What the task requires —
Report every line of the records that contains the word "JSON".
### The data ###
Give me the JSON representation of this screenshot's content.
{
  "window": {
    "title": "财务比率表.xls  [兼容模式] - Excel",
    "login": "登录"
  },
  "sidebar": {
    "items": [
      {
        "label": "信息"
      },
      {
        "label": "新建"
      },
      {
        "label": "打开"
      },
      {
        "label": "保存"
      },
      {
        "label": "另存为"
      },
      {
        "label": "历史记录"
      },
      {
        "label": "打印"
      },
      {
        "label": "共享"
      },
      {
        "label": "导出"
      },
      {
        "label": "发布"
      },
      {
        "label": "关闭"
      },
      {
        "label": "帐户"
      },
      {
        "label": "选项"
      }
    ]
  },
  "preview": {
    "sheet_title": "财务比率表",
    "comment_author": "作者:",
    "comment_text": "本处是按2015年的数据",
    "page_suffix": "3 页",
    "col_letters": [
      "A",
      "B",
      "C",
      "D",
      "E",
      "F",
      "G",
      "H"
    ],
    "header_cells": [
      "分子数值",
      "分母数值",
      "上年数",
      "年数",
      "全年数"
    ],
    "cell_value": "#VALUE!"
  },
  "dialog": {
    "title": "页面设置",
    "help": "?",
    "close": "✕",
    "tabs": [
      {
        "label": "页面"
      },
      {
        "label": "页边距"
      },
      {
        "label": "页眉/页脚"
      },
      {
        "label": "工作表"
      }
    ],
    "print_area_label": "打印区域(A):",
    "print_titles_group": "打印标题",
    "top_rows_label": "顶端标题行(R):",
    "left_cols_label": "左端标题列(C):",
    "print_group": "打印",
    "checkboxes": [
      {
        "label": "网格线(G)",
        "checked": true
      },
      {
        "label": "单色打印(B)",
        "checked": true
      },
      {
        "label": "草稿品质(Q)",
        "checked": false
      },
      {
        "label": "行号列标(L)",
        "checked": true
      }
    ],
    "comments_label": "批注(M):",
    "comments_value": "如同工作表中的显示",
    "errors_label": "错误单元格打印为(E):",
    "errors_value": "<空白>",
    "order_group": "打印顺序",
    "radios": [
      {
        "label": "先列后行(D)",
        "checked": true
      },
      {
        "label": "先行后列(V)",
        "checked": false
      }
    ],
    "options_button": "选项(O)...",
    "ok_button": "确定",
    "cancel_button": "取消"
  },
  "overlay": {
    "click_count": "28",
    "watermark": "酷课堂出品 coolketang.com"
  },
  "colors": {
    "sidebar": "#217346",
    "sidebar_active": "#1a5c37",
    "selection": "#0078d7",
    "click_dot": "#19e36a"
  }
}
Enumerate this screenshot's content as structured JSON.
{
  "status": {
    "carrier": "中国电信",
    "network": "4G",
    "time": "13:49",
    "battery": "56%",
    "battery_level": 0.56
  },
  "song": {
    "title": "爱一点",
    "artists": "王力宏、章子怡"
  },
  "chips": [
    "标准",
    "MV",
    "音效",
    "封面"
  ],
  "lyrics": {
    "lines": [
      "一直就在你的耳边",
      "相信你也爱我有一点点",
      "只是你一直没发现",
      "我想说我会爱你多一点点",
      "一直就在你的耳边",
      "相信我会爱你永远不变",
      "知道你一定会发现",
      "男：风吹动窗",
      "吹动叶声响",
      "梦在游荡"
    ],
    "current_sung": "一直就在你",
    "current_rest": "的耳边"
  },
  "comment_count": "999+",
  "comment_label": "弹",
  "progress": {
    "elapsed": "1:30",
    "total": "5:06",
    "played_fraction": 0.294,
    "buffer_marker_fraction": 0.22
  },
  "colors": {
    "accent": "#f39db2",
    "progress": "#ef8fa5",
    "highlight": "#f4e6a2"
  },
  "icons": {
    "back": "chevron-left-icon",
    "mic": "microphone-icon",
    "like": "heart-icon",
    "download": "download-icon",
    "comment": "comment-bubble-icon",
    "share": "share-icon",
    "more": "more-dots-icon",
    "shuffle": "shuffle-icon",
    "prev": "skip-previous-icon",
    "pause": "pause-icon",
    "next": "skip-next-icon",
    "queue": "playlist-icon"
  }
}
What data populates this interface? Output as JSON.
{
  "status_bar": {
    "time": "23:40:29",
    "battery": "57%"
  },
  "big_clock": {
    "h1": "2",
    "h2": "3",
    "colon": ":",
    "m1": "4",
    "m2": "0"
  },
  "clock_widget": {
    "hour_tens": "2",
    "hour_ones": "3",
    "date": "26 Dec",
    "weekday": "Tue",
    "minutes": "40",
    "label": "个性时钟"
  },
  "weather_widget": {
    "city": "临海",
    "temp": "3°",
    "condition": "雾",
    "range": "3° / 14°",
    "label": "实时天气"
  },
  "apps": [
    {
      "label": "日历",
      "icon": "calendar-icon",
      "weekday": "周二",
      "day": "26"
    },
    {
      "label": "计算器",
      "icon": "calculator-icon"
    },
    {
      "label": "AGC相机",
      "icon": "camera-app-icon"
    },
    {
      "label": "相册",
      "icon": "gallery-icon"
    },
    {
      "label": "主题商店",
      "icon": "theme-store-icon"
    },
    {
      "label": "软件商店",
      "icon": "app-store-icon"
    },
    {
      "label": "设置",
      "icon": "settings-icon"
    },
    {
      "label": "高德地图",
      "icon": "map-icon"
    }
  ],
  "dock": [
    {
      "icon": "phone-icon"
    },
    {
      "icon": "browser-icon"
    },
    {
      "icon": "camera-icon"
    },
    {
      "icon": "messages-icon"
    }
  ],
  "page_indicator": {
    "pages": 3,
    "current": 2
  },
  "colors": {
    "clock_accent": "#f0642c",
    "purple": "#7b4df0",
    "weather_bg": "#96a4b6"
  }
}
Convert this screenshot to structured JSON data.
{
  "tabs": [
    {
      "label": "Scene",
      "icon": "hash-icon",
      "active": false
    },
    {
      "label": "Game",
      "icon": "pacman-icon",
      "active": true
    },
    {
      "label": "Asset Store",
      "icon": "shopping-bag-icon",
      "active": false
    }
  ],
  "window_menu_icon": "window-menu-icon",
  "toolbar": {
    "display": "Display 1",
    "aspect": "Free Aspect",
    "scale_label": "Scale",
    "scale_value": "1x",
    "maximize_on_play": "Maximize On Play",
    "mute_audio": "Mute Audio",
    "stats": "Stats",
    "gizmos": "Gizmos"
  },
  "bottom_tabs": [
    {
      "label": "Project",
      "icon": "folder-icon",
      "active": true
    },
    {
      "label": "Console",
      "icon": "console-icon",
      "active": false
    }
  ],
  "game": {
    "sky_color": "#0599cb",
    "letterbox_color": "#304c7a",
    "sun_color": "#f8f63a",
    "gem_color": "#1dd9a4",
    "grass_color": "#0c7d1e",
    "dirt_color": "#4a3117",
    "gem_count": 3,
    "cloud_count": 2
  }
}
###
Output for this task —
Give me the JSON representation of this screenshot's content.
Enumerate this screenshot's content as structured JSON.
What data populates this interface? Output as JSON.
Convert this screenshot to structured JSON data.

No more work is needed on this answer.